Imagine you’re one of the lucky few people in this world who writes a book, gets it published, and it goes on to be such a big hit that Hollywood comes calling and turns it into a movie. Double the good luck, right? These authors who hated the film adaptations of their novels didn’t see it that way.
Stanley Kubrick wasn’t just a talented filmmaker, he had range — he made classics in genres like science-fiction (A Clockwork Orange), erotic thriller (Eyes Wide Shut), war (Platoon), and even horror (The Shining). That last one, in which Jack Nicholson starred as the winter caretaker of the Overlook Hotel who slowly loses his mind to dark forces, is widely regarded as one of the best and scariest scary movies ever made. One notable critic of the 1980 movie: Stephen King, author of the novel upon which The Shining is based. He loathed Kubrick’s take, once saying that the director “couldn’t grasp the sheer inhuman evil of the Overlook Hotel. So he looked, instead, for evil in the characters and made the film into a domestic tragedy with only vaguely supernatural overtones.” King much prefers the relatively obscure remake of The Shining made for ABC in 1997.

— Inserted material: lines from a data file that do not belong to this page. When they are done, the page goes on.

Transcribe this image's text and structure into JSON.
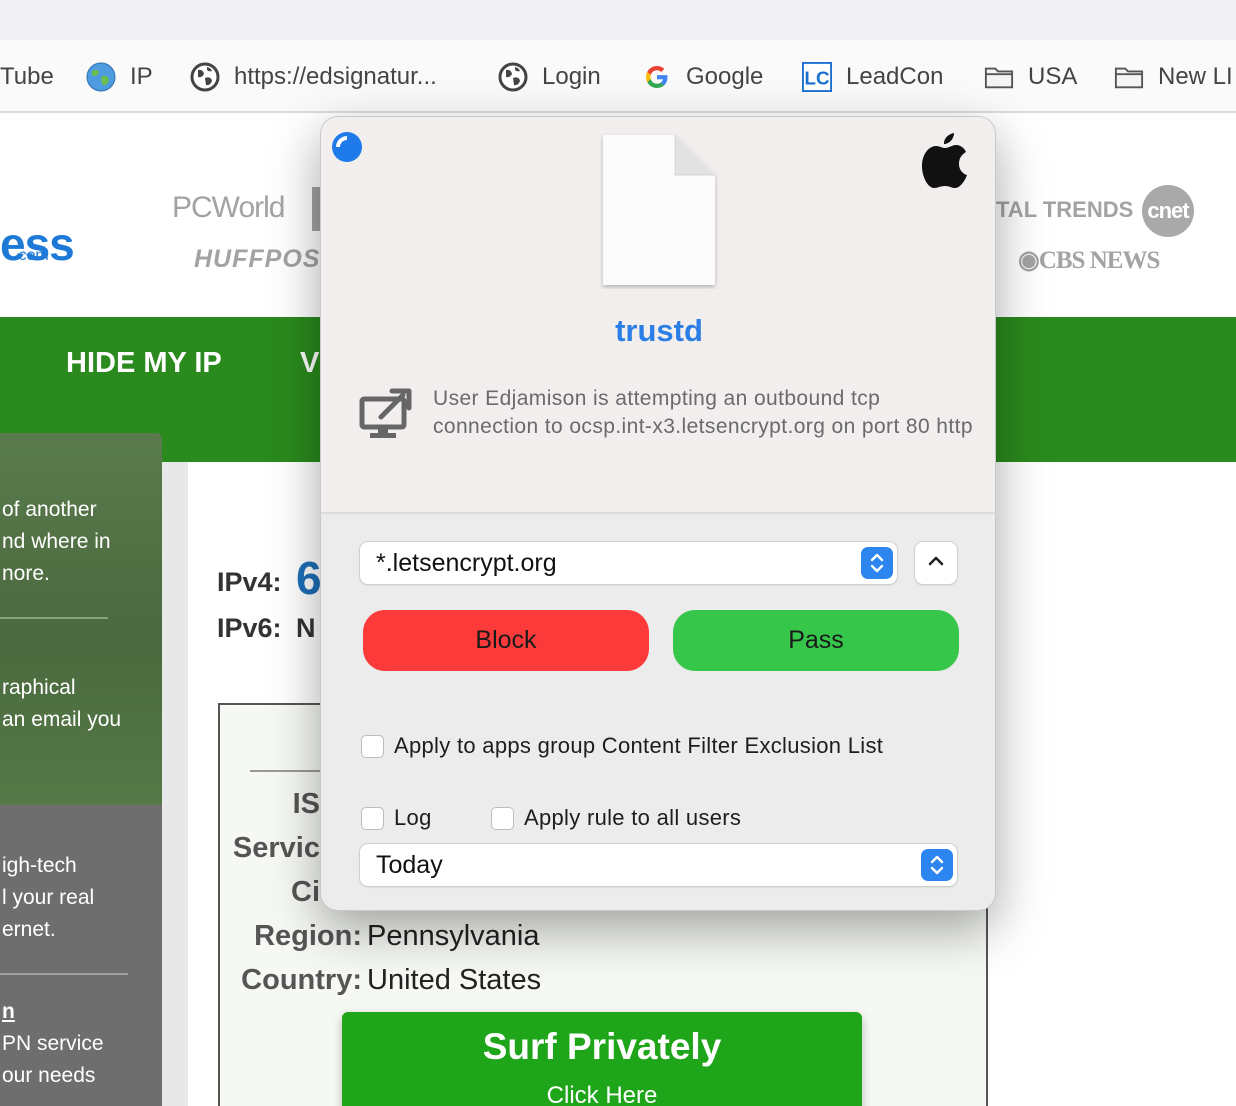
{
  "bookmarks": [
    {
      "label": "Tube",
      "icon": "none"
    },
    {
      "label": "IP",
      "icon": "globe-color-icon"
    },
    {
      "label": "https://edsignatur...",
      "icon": "globe-icon"
    },
    {
      "label": "Login",
      "icon": "globe-icon"
    },
    {
      "label": "Google",
      "icon": "google-icon"
    },
    {
      "label": "LeadCon",
      "icon": "leadcon-icon"
    },
    {
      "label": "USA",
      "icon": "folder-icon"
    },
    {
      "label": "New LI",
      "icon": "folder-icon"
    }
  ],
  "page": {
    "logo_main": "ess",
    "logo_domain": ".com",
    "press": {
      "pcworld": "PCWorld",
      "huffpost": "HUFFPOS",
      "digital_trends": "TAL TRENDS",
      "cnet": "cnet",
      "cbs": "CBS NEWS"
    },
    "nav": [
      "HIDE MY IP",
      "V"
    ],
    "sidebar": {
      "block1": [
        "of another",
        "nd where in",
        "nore."
      ],
      "block2": [
        "raphical",
        " an email you"
      ],
      "block3": [
        "igh-tech",
        "l your real",
        "ernet."
      ],
      "block4_link": "n",
      "block4": [
        "PN service",
        "our needs"
      ]
    },
    "ipv4_label": "IPv4:",
    "ipv4_value": "6",
    "ipv6_label": "IPv6:",
    "ipv6_value": "N",
    "info_rows": [
      {
        "label": "IS",
        "value": ""
      },
      {
        "label": "Servic",
        "value": ""
      },
      {
        "label": "Ci",
        "value": ""
      },
      {
        "label": "Region:",
        "value": "Pennsylvania"
      },
      {
        "label": "Country:",
        "value": "United States"
      }
    ],
    "cta_title": "Surf Privately",
    "cta_sub": "Click Here"
  },
  "dialog": {
    "app_name": "trustd",
    "message": "User Edjamison is attempting an outbound tcp connection to ocsp.int-x3.letsencrypt.org on port 80 http",
    "domain_select": "*.letsencrypt.org",
    "block_label": "Block",
    "pass_label": "Pass",
    "exclusion_label": "Apply to apps group Content Filter Exclusion List",
    "log_label": "Log",
    "all_users_label": "Apply rule to all users",
    "duration_select": "Today",
    "colors": {
      "block": "#fd3a3a",
      "pass": "#35c64a",
      "accent": "#2d86f0",
      "app_name": "#2a7ee6"
    }
  }
}
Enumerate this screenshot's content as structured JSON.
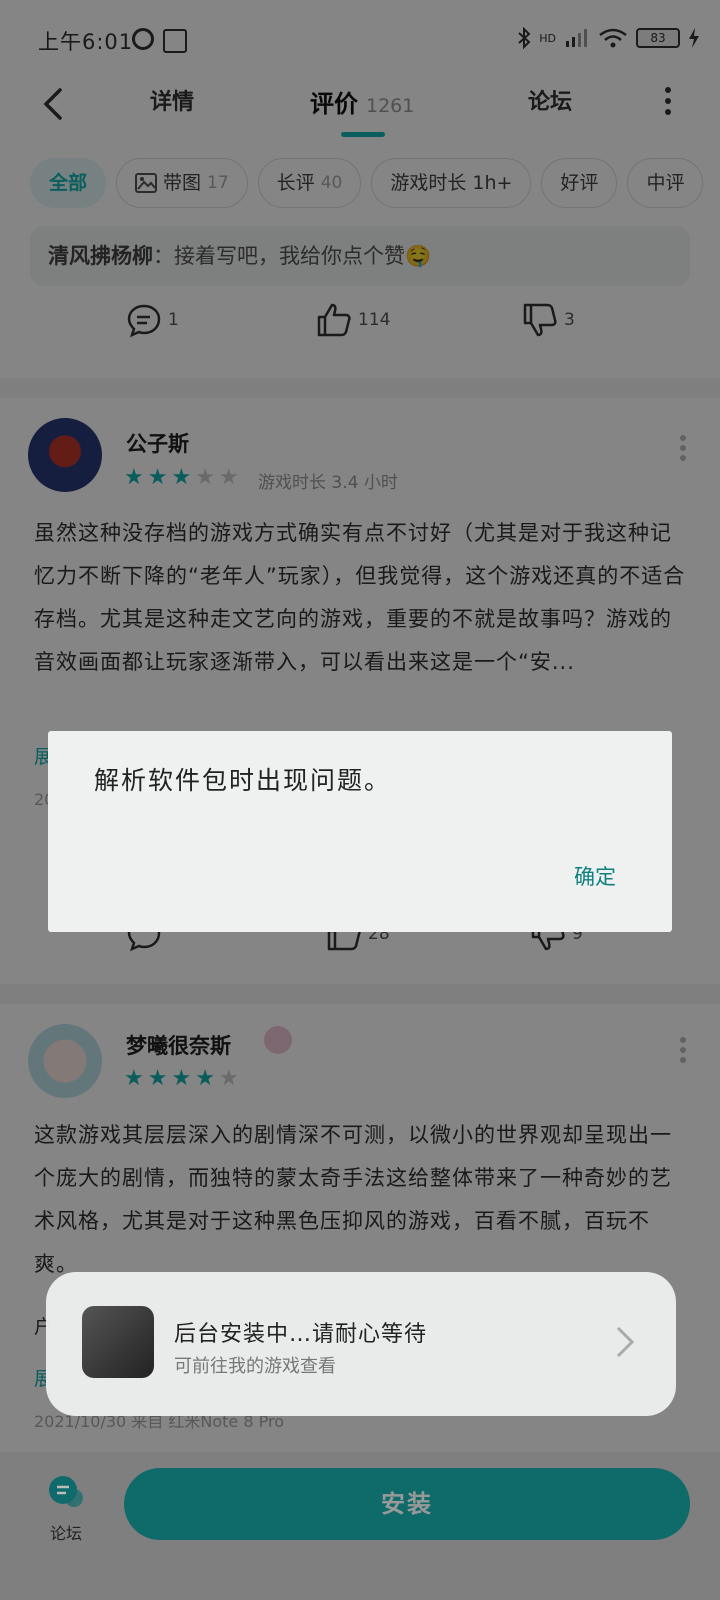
{
  "status": {
    "time": "上午6:01",
    "battery": "83",
    "network": "HD"
  },
  "nav": {
    "tabs": [
      {
        "label": "详情"
      },
      {
        "label": "评价",
        "count": "1261"
      },
      {
        "label": "论坛"
      }
    ]
  },
  "filters": [
    {
      "label": "全部",
      "active": true
    },
    {
      "label": "带图",
      "count": "17"
    },
    {
      "label": "长评",
      "count": "40"
    },
    {
      "label": "游戏时长 1h+"
    },
    {
      "label": "好评"
    },
    {
      "label": "中评"
    }
  ],
  "prev_review": {
    "reply_user": "清风拂杨柳",
    "reply_text": "接着写吧，我给你点个赞🤤",
    "comments": "1",
    "likes": "114",
    "dislikes": "3"
  },
  "review1": {
    "username": "公子斯",
    "rating": 3,
    "playtime": "游戏时长 3.4 小时",
    "text": "虽然这种没存档的游戏方式确实有点不讨好（尤其是对于我这种记忆力不断下降的“老年人”玩家），但我觉得，这个游戏还真的不适合存档。尤其是这种走文艺向的游戏，重要的不就是故事吗？游戏的音效画面都让玩家逐渐带入，可以看出来这是一个“安...",
    "fold": "展",
    "meta": "20",
    "likes": "28",
    "dislikes": "9"
  },
  "review2": {
    "username": "梦曦很奈斯",
    "rating": 4,
    "text": "这款游戏其层层深入的剧情深不可测，以微小的世界观却呈现出一个庞大的剧情，而独特的蒙太奇手法这给整体带来了一种奇妙的艺术风格，尤其是对于这种黑色压抑风的游戏，百看不腻，百玩不爽。",
    "line5_a": "户",
    "line6_a": "展",
    "meta": "2021/10/30  来自 红米Note 8 Pro"
  },
  "dialog": {
    "message": "解析软件包时出现问题。",
    "ok": "确定"
  },
  "toast": {
    "title": "后台安装中…请耐心等待",
    "subtitle": "可前往我的游戏查看"
  },
  "bottom": {
    "forum_label": "论坛",
    "install_label": "安装"
  }
}
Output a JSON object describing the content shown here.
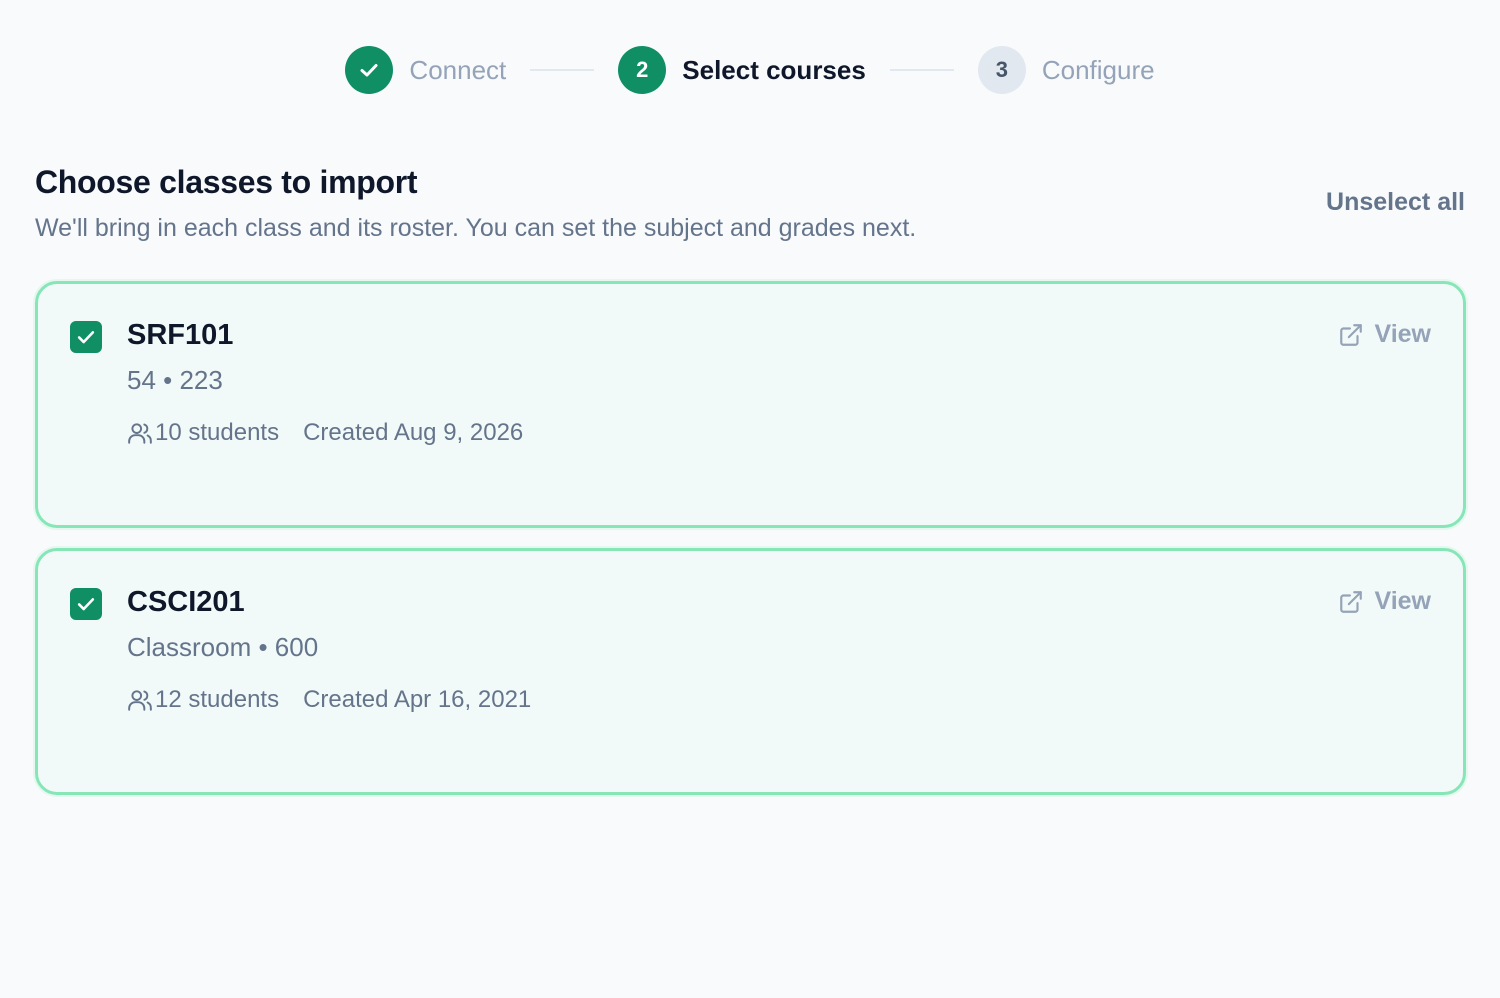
{
  "stepper": {
    "steps": [
      {
        "label": "Connect",
        "status": "done",
        "number": ""
      },
      {
        "label": "Select courses",
        "status": "active",
        "number": "2"
      },
      {
        "label": "Configure",
        "status": "pending",
        "number": "3"
      }
    ]
  },
  "header": {
    "title": "Choose classes to import",
    "subtitle": "We'll bring in each class and its roster. You can set the subject and grades next.",
    "unselect_all_label": "Unselect all"
  },
  "courses": [
    {
      "code": "SRF101",
      "meta": "54 • 223",
      "students": "10 students",
      "created": "Created Aug 9, 2026",
      "view_label": "View",
      "checked": true
    },
    {
      "code": "CSCI201",
      "meta": "Classroom • 600",
      "students": "12 students",
      "created": "Created Apr 16, 2021",
      "view_label": "View",
      "checked": true
    }
  ],
  "colors": {
    "accent": "#0f8f63",
    "card_border": "#86e6b8",
    "card_bg": "#f2faf9",
    "muted_text": "#64748b"
  }
}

A Clockwork Orange
Anthony Burgess wasn’t pleased with a Kubrick adaptation of his work, but he at least shoulders part of the blame. He wrote A Clockwork Orange as a repudiation of violence and thuggery, but felt that the movie glorified its criminal characters’ appalling behavior. Burgess was so distraught over the film that he once said he “should not have written the book because of this danger of misinterpretation.”
The children’s novel about a kind spider and a humble pig is a tender, intimate, and transcendent story about the power of love, friendship, and sacrifice. It’s been adapted twice for the movies: a live-action version in 2006, and an animated one in 1973. It’s probably good that White died in 1985 and never saw the more recent film, because he didn’t much care for the first one. He thought it reduced his emotional story into commercial pabulum. “The story is interrupted every few minutes so that somebody can sign a jolly song,” White said. “I don’t care much for jolly songs.”
Charlie and the Chocolate Factory
Roald Dahl wrote many beloved children’s books, chief among them Charlie and the Chocolate Factory. It’s a moving tale about a poverty-stricken kid who wins a “golden ticket” to visit the mysterious and magical factory run by eccentric chocolatier Willy Wonka, and then, eventually “all his dreams come true.” The story is told through young Charlie Bucket’s eyes. The classic 1971 film adaptation also focuses on Charlie…until he arrives at the factory, when it becomes the Gene Wilder show. Dahl didn’t like how the movie focuses on the candyman, nor did he like Wilder’s slightly dark and edgy characterization. He once said Wilder was “insufficiently gay,” meaning “happy.” Dahl also really hated that the movie was retitled Willy Wonka and the Chocolate Factory.